Task to complete: Your answer is every line of the material below in which the string "关键字添加向导" occurs.

▼

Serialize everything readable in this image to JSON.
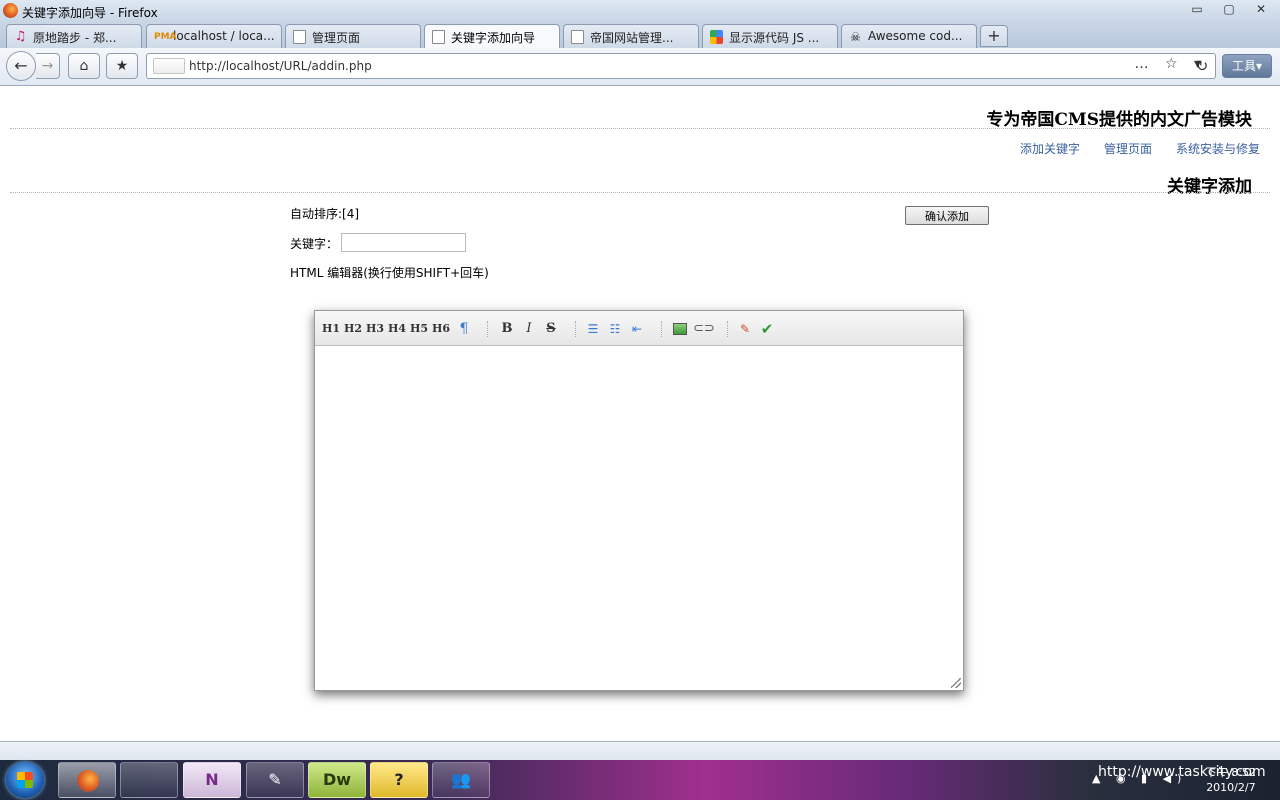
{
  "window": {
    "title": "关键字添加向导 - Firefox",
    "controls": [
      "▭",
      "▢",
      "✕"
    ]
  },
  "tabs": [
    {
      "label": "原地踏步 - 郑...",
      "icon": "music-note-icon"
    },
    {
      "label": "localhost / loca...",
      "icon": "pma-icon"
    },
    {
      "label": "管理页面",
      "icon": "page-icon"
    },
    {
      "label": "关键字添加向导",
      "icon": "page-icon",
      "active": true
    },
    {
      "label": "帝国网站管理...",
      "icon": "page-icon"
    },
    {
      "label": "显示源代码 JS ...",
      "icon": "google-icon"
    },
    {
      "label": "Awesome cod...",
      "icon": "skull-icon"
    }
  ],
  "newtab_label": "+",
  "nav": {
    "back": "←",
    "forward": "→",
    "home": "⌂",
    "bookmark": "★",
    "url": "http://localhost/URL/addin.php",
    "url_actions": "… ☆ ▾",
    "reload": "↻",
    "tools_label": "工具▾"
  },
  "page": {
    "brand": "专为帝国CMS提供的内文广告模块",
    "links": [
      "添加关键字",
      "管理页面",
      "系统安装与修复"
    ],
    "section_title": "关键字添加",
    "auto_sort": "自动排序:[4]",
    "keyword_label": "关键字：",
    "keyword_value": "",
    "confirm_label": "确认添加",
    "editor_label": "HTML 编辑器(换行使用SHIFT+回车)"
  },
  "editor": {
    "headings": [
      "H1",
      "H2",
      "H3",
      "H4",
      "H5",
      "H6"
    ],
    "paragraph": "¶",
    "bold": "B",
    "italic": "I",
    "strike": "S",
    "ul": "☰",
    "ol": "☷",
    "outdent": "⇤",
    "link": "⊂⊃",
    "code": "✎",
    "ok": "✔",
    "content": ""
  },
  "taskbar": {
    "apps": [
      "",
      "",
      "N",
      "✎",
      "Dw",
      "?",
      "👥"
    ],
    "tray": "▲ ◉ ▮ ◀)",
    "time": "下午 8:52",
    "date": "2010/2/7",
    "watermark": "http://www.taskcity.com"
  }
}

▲

Answer section:
    "title": "关键字添加向导 - Firefox",
      "label": "关键字添加向导",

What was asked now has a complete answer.